About 25 emotional freedom techniques (EFT) practitioners met in a private home in Newtown, Conn., on Saturday to discuss ways they can help the Newtown community cope with the trauma that occurred on Dec. 14, 2012, when a heavily armed gunman shot and killed 20 children and six adults at the Sandy Hook Elementary School.
The volunteers are part of an initial group of EFT practitioners who are undergoing training as part of The Tapping Solution for Newtown: Stress and Trauma Relief Project. Those chosen to participate in the first phase of the project live within driving distance of Newtown or have ties to the community.
During Saturday’s training session, project founder, Nick Ortner, and project leader, Lori Leyden, Ph.D., who uses EFT to work with genocide victims in Rwanda as part of Project LIGHT: Rwanda, discussed the importance of using a standardized EFT approach when working with people affected by the shooting. They also led “tapping” sessions to help volunteers release emotions they felt about the shooting and other issues that may come up when working with people in the Newtown community.

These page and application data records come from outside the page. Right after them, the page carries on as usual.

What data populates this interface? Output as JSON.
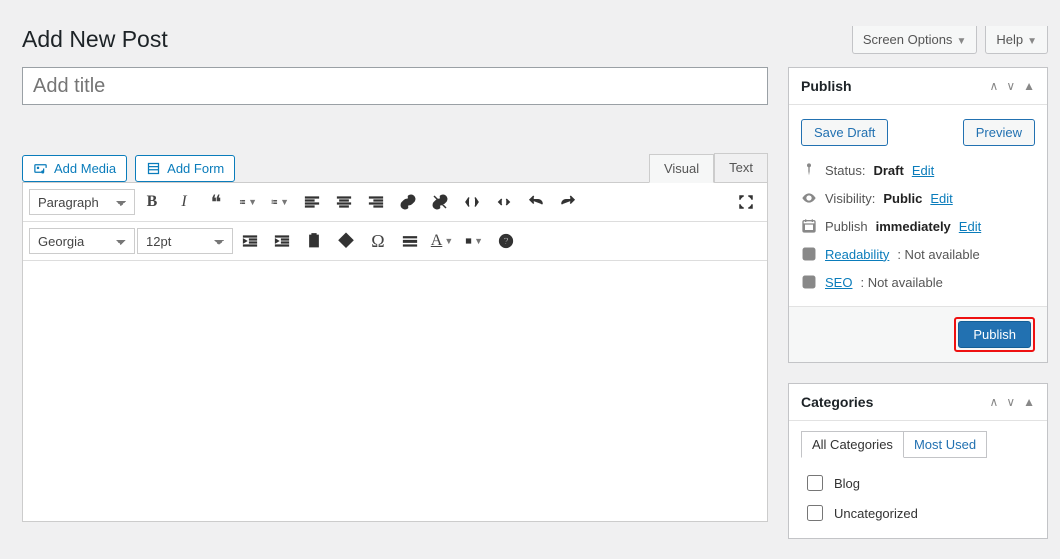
{
  "topbar": {
    "screen_options": "Screen Options",
    "help": "Help"
  },
  "page_title": "Add New Post",
  "title_input": {
    "placeholder": "Add title",
    "value": ""
  },
  "media": {
    "add_media": "Add Media",
    "add_form": "Add Form"
  },
  "editor_tabs": {
    "visual": "Visual",
    "text": "Text"
  },
  "toolbar": {
    "format_select": "Paragraph",
    "font_select": "Georgia",
    "size_select": "12pt"
  },
  "publish": {
    "title": "Publish",
    "save_draft": "Save Draft",
    "preview": "Preview",
    "status_label": "Status:",
    "status_value": "Draft",
    "visibility_label": "Visibility:",
    "visibility_value": "Public",
    "schedule_label": "Publish",
    "schedule_value": "immediately",
    "edit": "Edit",
    "readability_label": "Readability",
    "readability_value": ": Not available",
    "seo_label": "SEO",
    "seo_value": ": Not available",
    "publish_btn": "Publish"
  },
  "categories": {
    "title": "Categories",
    "tab_all": "All Categories",
    "tab_most": "Most Used",
    "items": [
      "Blog",
      "Uncategorized"
    ]
  }
}
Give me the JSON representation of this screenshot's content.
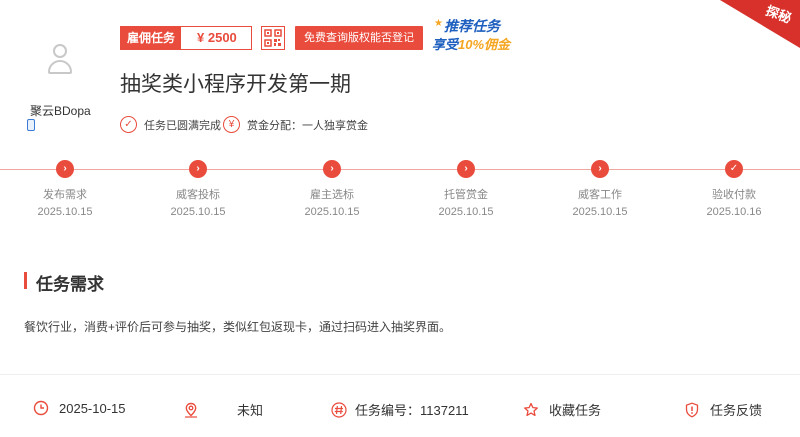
{
  "corner": {
    "label": "探秘"
  },
  "user": {
    "name": "聚云BDopa"
  },
  "reward": {
    "label": "雇佣任务",
    "amount": "¥  2500"
  },
  "check_button": "免费查询版权能否登记",
  "promo": {
    "line1": "推荐任务",
    "line2_a": "享受",
    "line2_b": "10%佣金"
  },
  "title": "抽奖类小程序开发第一期",
  "meta": [
    {
      "icon": "check-circle-icon",
      "text": "任务已圆满完成"
    },
    {
      "icon": "yen-circle-icon",
      "text": "赏金分配：一人独享赏金"
    }
  ],
  "steps": [
    {
      "name": "发布需求",
      "date": "2025.10.15",
      "icon": "chevron-right-icon"
    },
    {
      "name": "威客投标",
      "date": "2025.10.15",
      "icon": "chevron-right-icon"
    },
    {
      "name": "雇主选标",
      "date": "2025.10.15",
      "icon": "chevron-right-icon"
    },
    {
      "name": "托管赏金",
      "date": "2025.10.15",
      "icon": "chevron-right-icon"
    },
    {
      "name": "威客工作",
      "date": "2025.10.15",
      "icon": "chevron-right-icon"
    },
    {
      "name": "验收付款",
      "date": "2025.10.16",
      "icon": "check-icon"
    }
  ],
  "section": {
    "title": "任务需求"
  },
  "description": "餐饮行业，消费+评价后可参与抽奖，类似红包返现卡，通过扫码进入抽奖界面。",
  "footer": {
    "date": "2025-10-15",
    "location": "未知",
    "task_no": "任务编号：1137211",
    "favorite": "收藏任务",
    "feedback": "任务反馈"
  },
  "colors": {
    "accent": "#e94b3c",
    "promo_blue": "#1e5fbf",
    "promo_gold": "#f5a623"
  }
}
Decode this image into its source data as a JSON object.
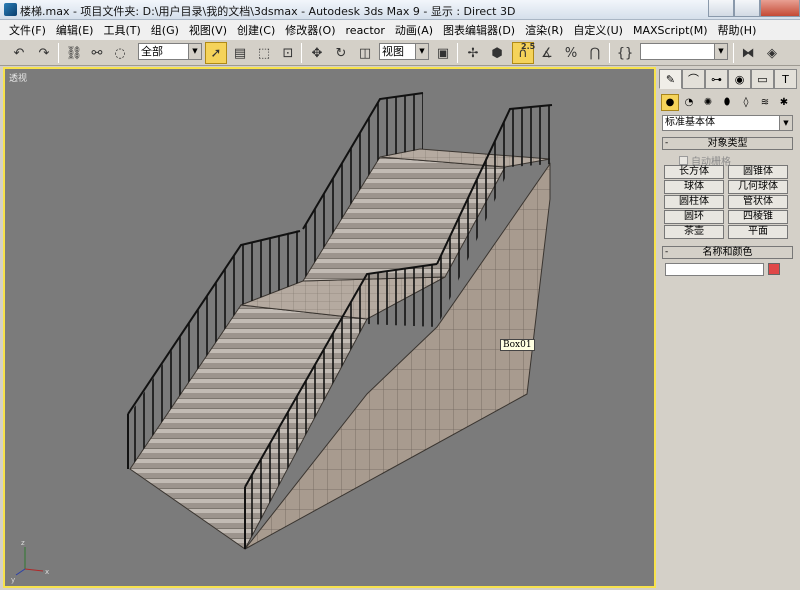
{
  "window": {
    "title": "楼梯.max    - 项目文件夹: D:\\用户目录\\我的文档\\3dsmax    - Autodesk 3ds Max 9    - 显示 : Direct 3D"
  },
  "menu": [
    "文件(F)",
    "编辑(E)",
    "工具(T)",
    "组(G)",
    "视图(V)",
    "创建(C)",
    "修改器(O)",
    "reactor",
    "动画(A)",
    "图表编辑器(D)",
    "渲染(R)",
    "自定义(U)",
    "MAXScript(M)",
    "帮助(H)"
  ],
  "toolbar": {
    "selection_filter": "全部",
    "reference_coord": "视图",
    "snap_badge": "2.5",
    "named_selection": ""
  },
  "viewport": {
    "label": "透视",
    "object_tooltip": "Box01",
    "border_color": "#f7e24c",
    "background_color": "#7b7b7b"
  },
  "command_panel": {
    "category_dropdown": "标准基本体",
    "object_type_rollout": "对象类型",
    "autogrid_label": "自动栅格",
    "buttons": [
      "长方体",
      "圆锥体",
      "球体",
      "几何球体",
      "圆柱体",
      "管状体",
      "圆环",
      "四棱锥",
      "茶壶",
      "平面"
    ],
    "name_color_rollout": "名称和颜色",
    "object_name": "",
    "object_color": "#e04848"
  }
}
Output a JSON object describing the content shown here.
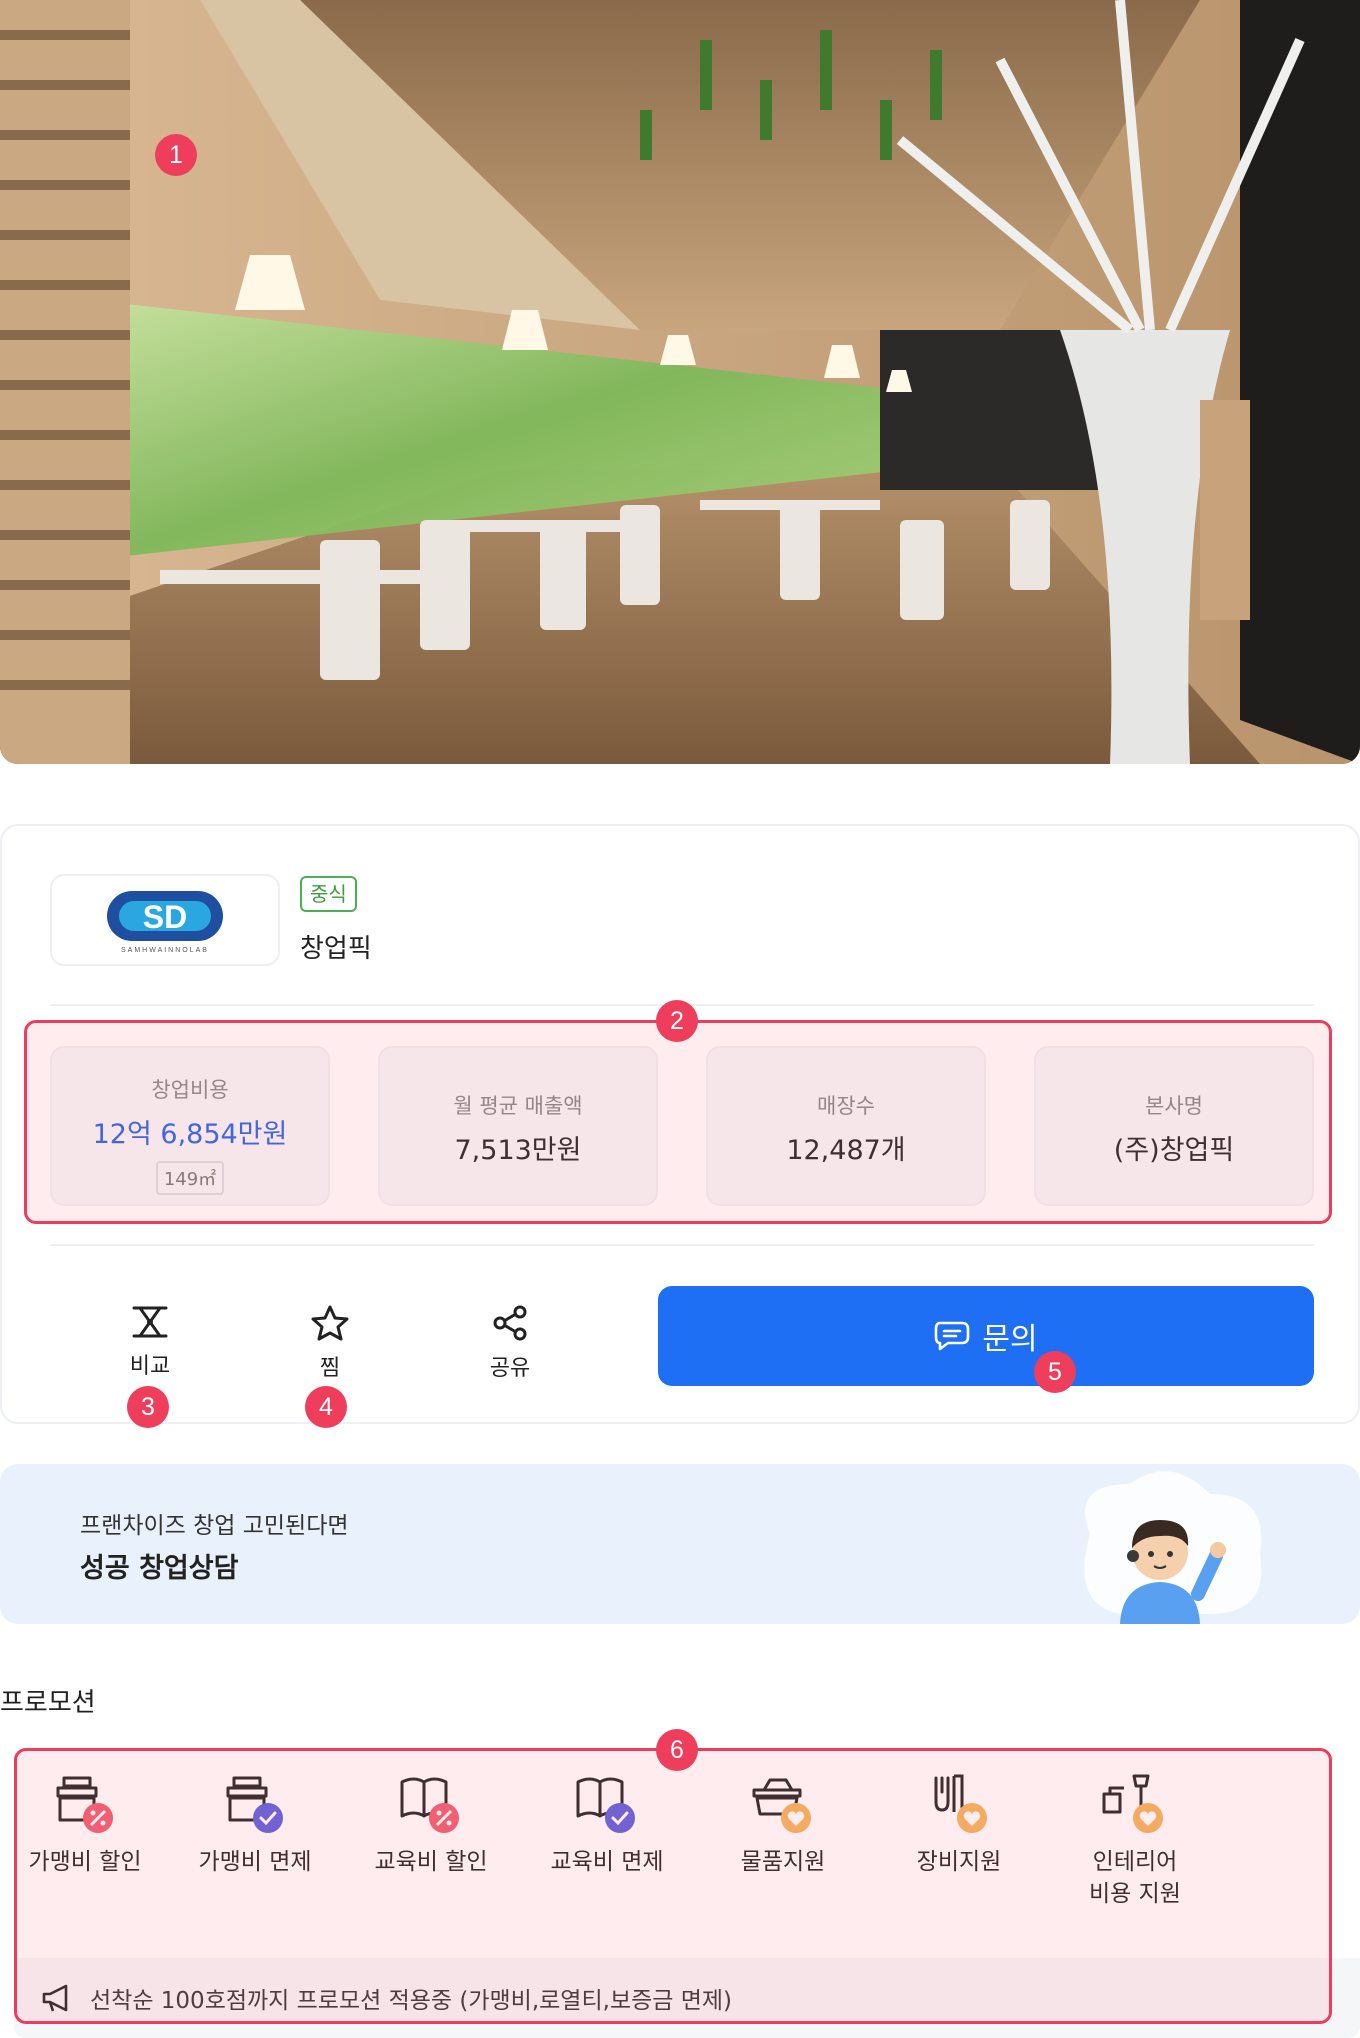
{
  "markers": [
    "1",
    "2",
    "3",
    "4",
    "5",
    "6"
  ],
  "brand": {
    "logo_text": "SD",
    "logo_tagline": "SAMHWAINNOLAB",
    "category_badge": "중식",
    "name": "창업픽"
  },
  "stats": [
    {
      "label": "창업비용",
      "value": "12억 6,854만원",
      "sub": "149㎡",
      "accent": "#2563eb"
    },
    {
      "label": "월 평균 매출액",
      "value": "7,513만원"
    },
    {
      "label": "매장수",
      "value": "12,487개"
    },
    {
      "label": "본사명",
      "value": "(주)창업픽"
    }
  ],
  "actions": {
    "compare": {
      "label": "비교",
      "icon": "compare-icon"
    },
    "favorite": {
      "label": "찜",
      "icon": "star-icon"
    },
    "share": {
      "label": "공유",
      "icon": "share-icon"
    },
    "inquiry": {
      "label": "문의",
      "icon": "chat-icon",
      "color": "#1f6ff5"
    }
  },
  "banner": {
    "subtitle": "프랜차이즈 창업 고민된다면",
    "title": "성공 창업상담"
  },
  "promotions": {
    "title": "프로모션",
    "items": [
      {
        "label": "가맹비 할인",
        "icon": "franchise-discount-icon"
      },
      {
        "label": "가맹비 면제",
        "icon": "franchise-exempt-icon"
      },
      {
        "label": "교육비 할인",
        "icon": "education-discount-icon"
      },
      {
        "label": "교육비 면제",
        "icon": "education-exempt-icon"
      },
      {
        "label": "물품지원",
        "icon": "goods-support-icon"
      },
      {
        "label": "장비지원",
        "icon": "equipment-support-icon"
      },
      {
        "label_line1": "인테리어",
        "label_line2": "비용 지원",
        "icon": "interior-support-icon"
      }
    ],
    "notice": "선착순 100호점까지 프로모션 적용중 (가맹비,로열티,보증금 면제)"
  }
}
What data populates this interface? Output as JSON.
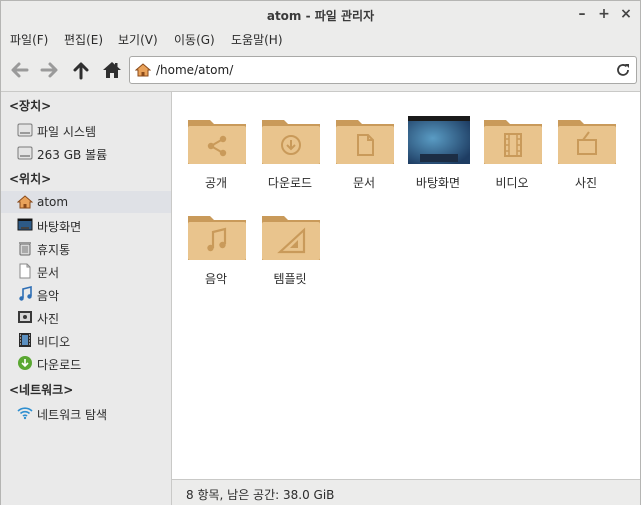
{
  "window": {
    "title": "atom - 파일 관리자"
  },
  "menu": [
    "파일(F)",
    "편집(E)",
    "보기(V)",
    "이동(G)",
    "도움말(H)"
  ],
  "path": {
    "value": "/home/atom/"
  },
  "sidebar": {
    "devices_title": "<장치>",
    "devices": [
      {
        "label": "파일 시스템",
        "icon": "drive-icon"
      },
      {
        "label": "263 GB 볼륨",
        "icon": "drive-icon"
      }
    ],
    "places_title": "<위치>",
    "places": [
      {
        "label": "atom",
        "icon": "home-icon",
        "selected": true
      },
      {
        "label": "바탕화면",
        "icon": "desktop-icon"
      },
      {
        "label": "휴지통",
        "icon": "trash-icon"
      },
      {
        "label": "문서",
        "icon": "document-icon"
      },
      {
        "label": "음악",
        "icon": "music-icon"
      },
      {
        "label": "사진",
        "icon": "picture-icon"
      },
      {
        "label": "비디오",
        "icon": "video-icon"
      },
      {
        "label": "다운로드",
        "icon": "download-icon"
      }
    ],
    "network_title": "<네트워크>",
    "network": [
      {
        "label": "네트워크 탐색",
        "icon": "wifi-icon"
      }
    ]
  },
  "folders": [
    {
      "label": "공개",
      "icon": "share-icon"
    },
    {
      "label": "다운로드",
      "icon": "download-icon"
    },
    {
      "label": "문서",
      "icon": "document-icon"
    },
    {
      "label": "바탕화면",
      "icon": "desktop-icon"
    },
    {
      "label": "비디오",
      "icon": "video-icon"
    },
    {
      "label": "사진",
      "icon": "picture-icon"
    },
    {
      "label": "음악",
      "icon": "music-icon"
    },
    {
      "label": "템플릿",
      "icon": "template-icon"
    }
  ],
  "status": "8 항목, 남은 공간: 38.0 GiB",
  "colors": {
    "folder": "#e9c48d",
    "folder_dark": "#c99a5a",
    "selection": "#dfe1e6"
  }
}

“We have to be completely present when we work with anyone traumatized by the shooting,” says Mystic, Conn., resident Roberta Lewis, a certified hypnotherapist and EFT practitioner at Whole Mind Health. “People need to be able to say what they feel, and we need to be able to go with them where ever they go without having our own issues come up.”
EFT — which is also called tapping —is a scientifically validated technique that uses ancient acupressure principles and modern psychology to provide relief from stress, trauma and a host of other emotional and physical problems. When using EFT, people focus on a specific issue, express their feelings about the issue and tap on the body's acupressure points. The tapping sends calming signals to the brain that help neutralize painful emotions.
Last week, Ortner and Leyden worked directly with members of the Newtown community, including a 6-year-old girl from Sandy Hook Elementary School who has refused to go back to school and staff at the medical examiner’s office who handled the bodies after the shooting.
“The leaders and group members have the highest intention for transformation and healing,” Lewis says. “There is so much work to do here and for such a long time.”